  • The draft provides that the curator must regularly report to the Registrar on specified matters. These reports should be in writing to enable publication on the FSB website e.g. reports in the so-called ‘Ghavalas funds’ which don't appear on the website or don't make all the disclosures specified, and to enable compliance with the Promotion of Access to Information Act when it is invoked.
  • There are provisions for curators to appoint independent firms for legal proceedings and forensic investigations, subject to the Registrar’s approval. Curators should be obliged to approach the Registrar for approval before these proceedings and investigations are instituted i.e. to intervene where he considers them unnecessary or extravagant relative to the costs that fund members will have to bear.
  • Where an institution has insufficient resources to cover the cost of the curator’s remuneration, it’s proposed that the curator shall be entitled to an "agreed" percentage of recoveries. It’s too vague that contingency fees, although they "must" be sanctioned by court order and "may" be subject to a maximum, can first be "agreed" between the curator and the Registrar. Curators who propose a contingency arrangement should consider their proposal to be tentative and a basis for the Registrar to invite competitive tenders from within the pool. It must be understood that the tender process will precede an application for court approval, and that in this application the Registrar will motivate his reasons for having reached agreement with a particular curator. Further, the application will include the curator’s disclosure of his financial relationship with any professional firm that he might intend to engage.
  • Fees paid to curators must be reasonable, in accordance with professional tariffs and agreed with the Registrar. Sounds fair enough, but in reporting to the Registrar the curators should also be required to itemise the work being charged i.e. not only the hours but also who actually has done the hours; for example, not to pay the curator at the tariff of a law firm’s senior partner when the grind has been delegated to a junior associate.

Curatorships can be immensely lucrative.

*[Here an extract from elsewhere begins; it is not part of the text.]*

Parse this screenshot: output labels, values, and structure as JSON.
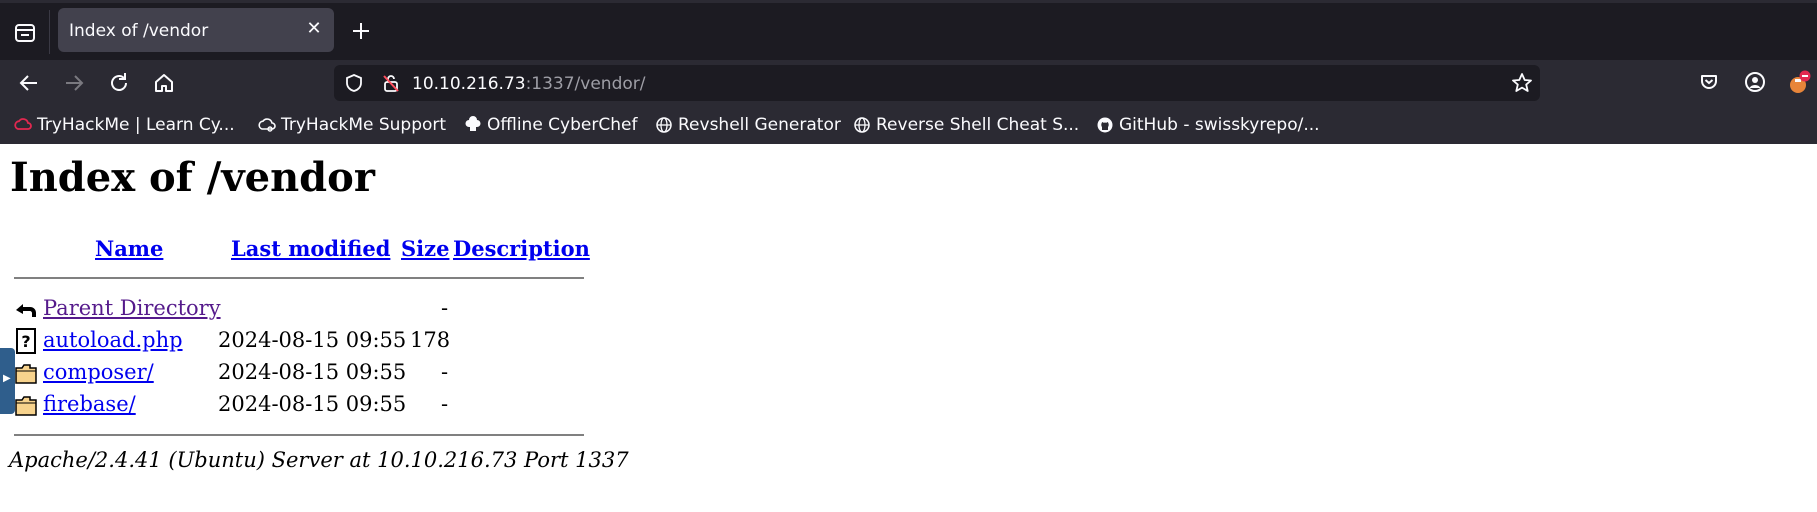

Fund members have an interest in making them less lucrative, and rely on the Registrar to make them so.